Finally packed up and left Hollymount. We gave ourselves time for a 3 hour hike around Howth Head and a leisurely dinner luckily as around 20 miles from Dublin we realised that we had forgotten to bring the van and travel insurance documents. DOH!!
We had to go through the motorway toll before we could turn around and go back through it and do a 4 hour return trip to the toll again.
We managed a stroll on the beaches of Bull Island before the ferry so all was not lost.
I’m up early the next morning, out on deck of the ferry as we approach Liverpool, desperate for a look at Antony Gormley’s Iron Men statues standing in formation in the sands of Crosby as the sea envelops them.
I think I see them in the distance but then the docks are upon us and after Dublin they are very impressive. It takes us over an hour to make our way to the berth so after we disembarked at 6.30 there was no time to see the Men from close quarters as we had a nephew his wife and their new born baby to visit in Sheffield before they had to go out at 10.
So I programmed my new navigator friend “Serena” with the address and she skilfully led us through the complex motorway systems of Liverpool and Manchester which were an early rush hour shock to us country bumpkins. Clearing the commuter crush we had a glorious drive over the Peak District looking it’s best in the sun. It seemed like summer had arrived at last on the first day of our trip and with what looked like a full moon over the ocean last night the signs were auspicious. Luckily there was a diversion (!) so we were forced to experience more of the lovely countryside before coming down rapidly into Sheffield where our visit with the new family was all too brief.
With the day free before the ferry from Hull we headed back up Ringinglow Road to Fidlers Elbow to hike along Strange Edge to Crow Chin … and not just because we loved the names !
This area is the birthplace of hiking in the hills with the first mass trespass happening at Kinder Scout. Close to a huge urban population looking for free and healthy recreation the Peak District gets a lot of visitors and paths are often stone paved to relieve erosion.
They also come for the climbing, the gritstone rock securing trusted grip on the sheer cliff faces and there were plenty helmeted folk at it.
The bottoms of the cliff were strewn with mill stones carved from the rock and some of the slabs above had been cut to collect water, maybe to facilitate the sharpening of tools (?).
The views along the Edge were lovely so we continued to the trig point before heading down into the valley for that British tradition “the pub lunch ”
Fortified with sausage and mash and a pint we did another looped walk on some of the multitude of public footpaths that crisscross Britain before heading east again through flatter lands to Hull and the ferry.
Another calm night and flat sea made for a good sleep in our dark and windowless cabin so we were passing through the first sea defences when I got on deck for a look around at Rotterdam.
Then we cruised deeper and deeper into the warren of waterways past a wealth of industry. The Dutch have been a great sea going nation for centuries and it seemed their ports are still mighty powerhouses.
There had been a party of scooter riders on board and we joined them in the queue for customs. There were dozens of them, some of whom were off to a big meet in Croatia.
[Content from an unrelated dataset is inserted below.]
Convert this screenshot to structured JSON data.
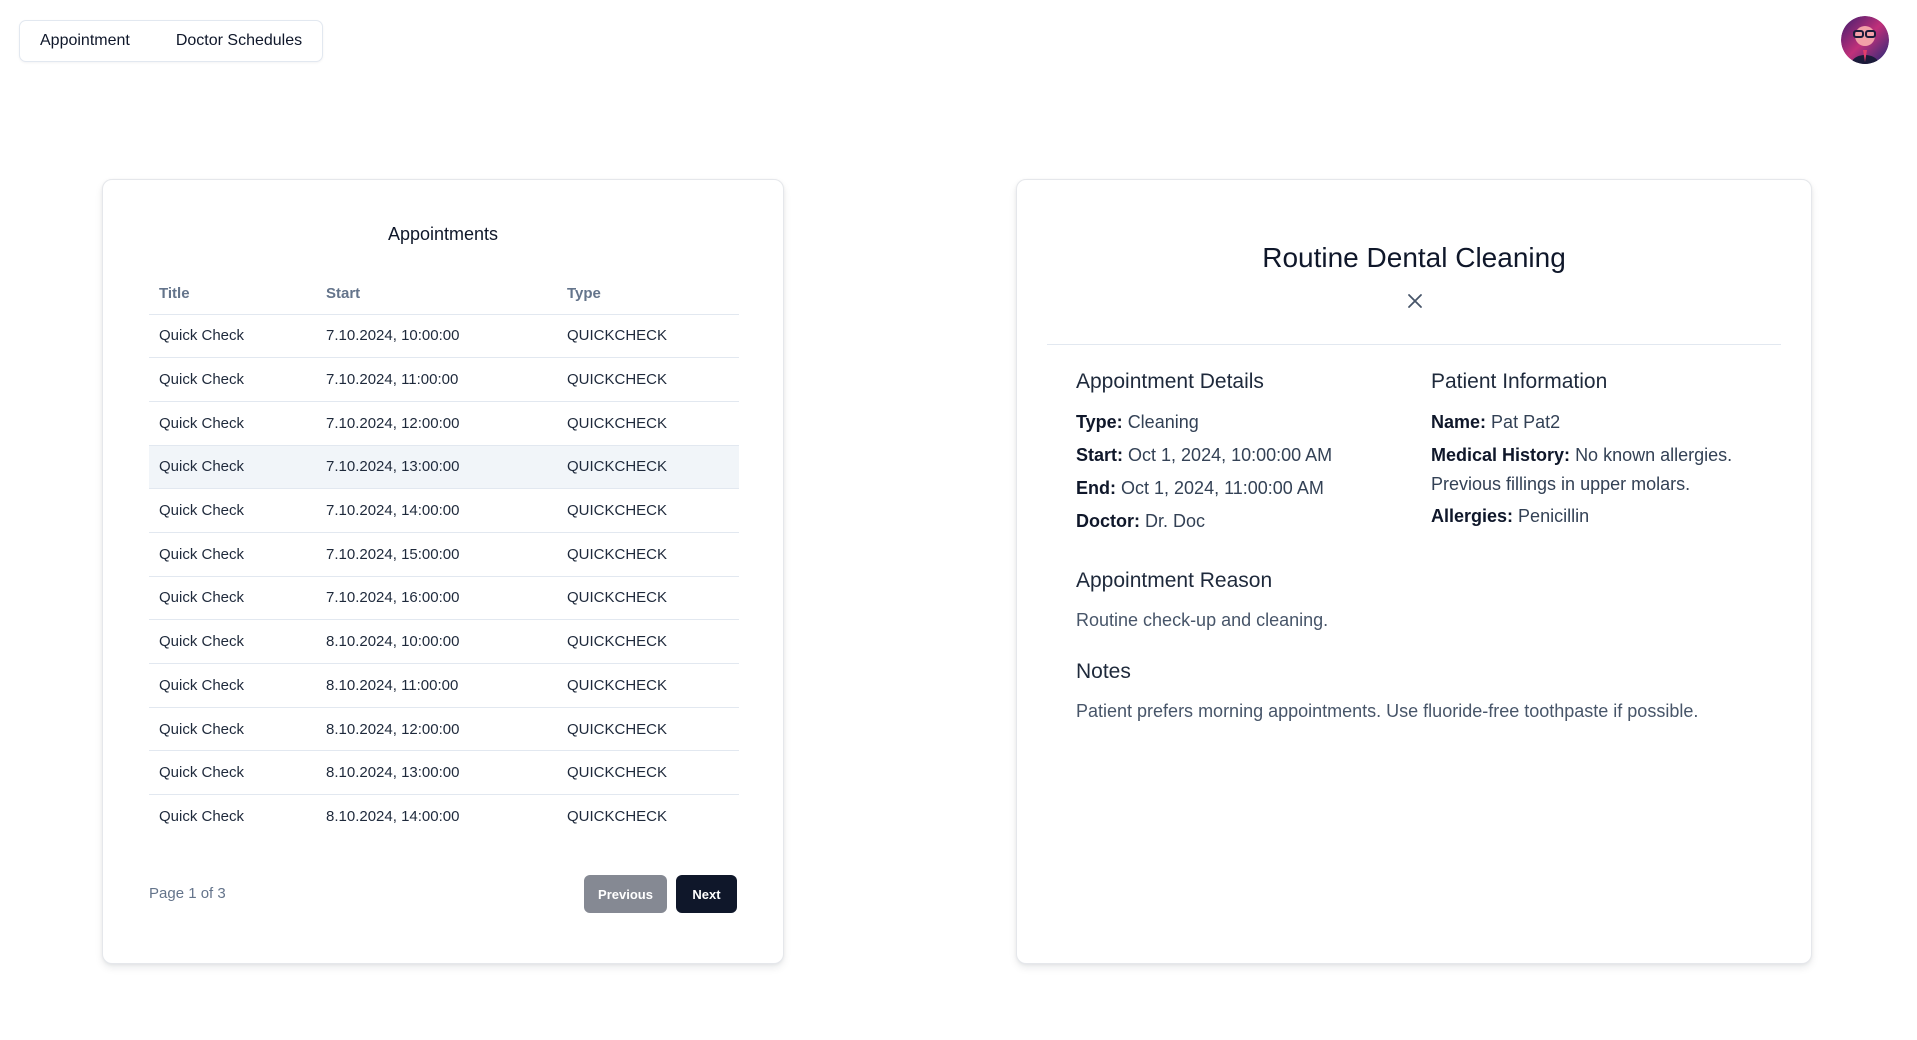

Fair play to them.
After dog ablutions and routine van maintenance we asked Serena to guide us to a wetland National Park, the Biesbosch, about 100km away.
She got us to the nearest town, my first in Holland, and it seemed really quaint in an indescribably Dutch way. Neat and tidy, organised and very cycle friendly…and scooter friendly.
We got a map of the park and were soon walking on raised canal and river banks through a lush landscape of grass and grain with tree lined path and roadways.
Sea defences are everything here and there is a whole programme of building up the dykes going on everywhere.
It was hot and not wanting to walk on a building site we headed deeper into the park for a swim in one of the multitude of waterways to cool off.
There were some lovely riverside park ups so we knew it wasn’t going to be a problem finding somewhere to stay with a view. We continued on to explore another area of the wetland where they were building an earth covered museum and had some land art.
We discovered an area of willow growing and coppicing where they have been making structures of all kinds
With the temperature and humidity rising we found a nice park up where we could watch the barges plying their trade up and down the river and went to bed with lightening flashes and rumbling thunder.